Anna is one of these unfortunate children. She was found when she was just a toddler, and was doing well. She was a Prefect in Grange Hall, and was set to be a Valuable Asset. And she’s content with this, content with repaying her parents’ sins, until Peter arrives.

Peter is the oldest Surplus to arrive at the Hall. He had been in hiding for fifteen years, never discovered until he wanted to be. And the only reason he let them find him was to save Anna, to return her to her parents. The parents she had been taught to hate, who were responsible for creating an illegal child. At first, Anna refuses to listen to Peter’s words. But as she overhears Mrs Pincent’s plans for exterminating Peter, she realises that Grange Hall is not the place to be.

There are some fabulous underlying stories – such as Mrs Pincent’s issue with her beloved son – that make this a truly fantastic and thrilling read. It is maybe aimed at slightly younger teens – the protagonist is, after all, only fourteen – and does lack things such as strong language and such. But it is a really enjoyable novel, and I am super excited about the rest of the trilogy.

I am slightly disappointed with the romance aspect of the book.
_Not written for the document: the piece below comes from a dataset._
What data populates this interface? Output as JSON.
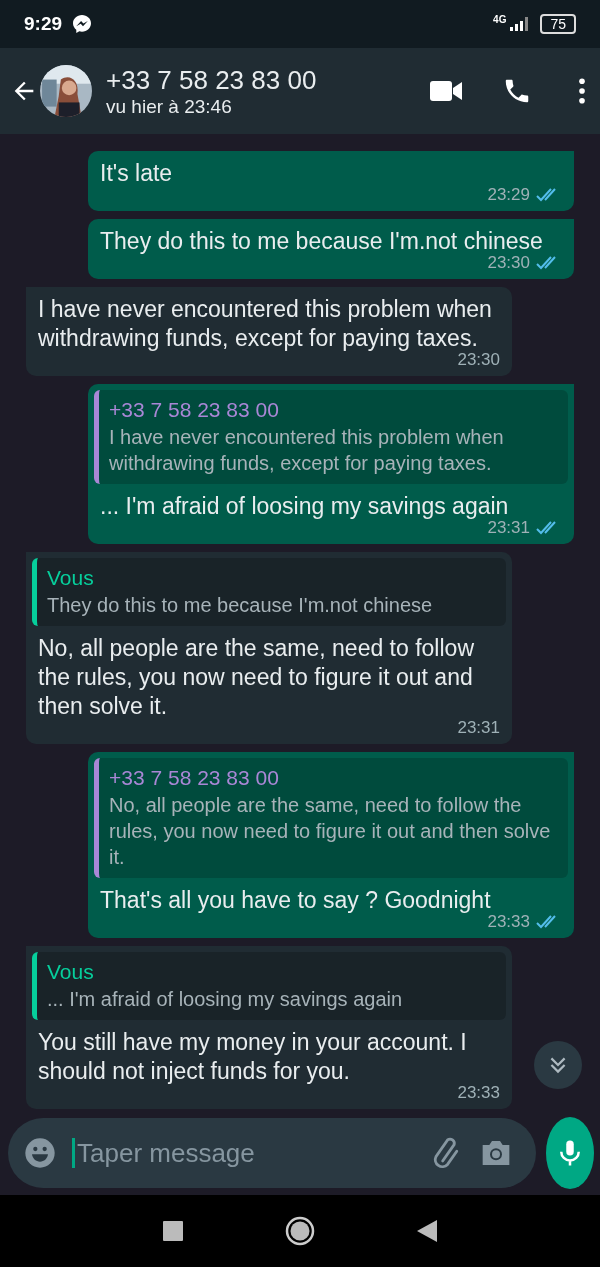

Peter and Anna seem to fall in love almost instantly, and it just feels so immature and childish to me. But I suppose I should wait and see what happens in the next books, hey?

I didn’t remember much about this, but I enjoyed it a lot the second time around. Four stars.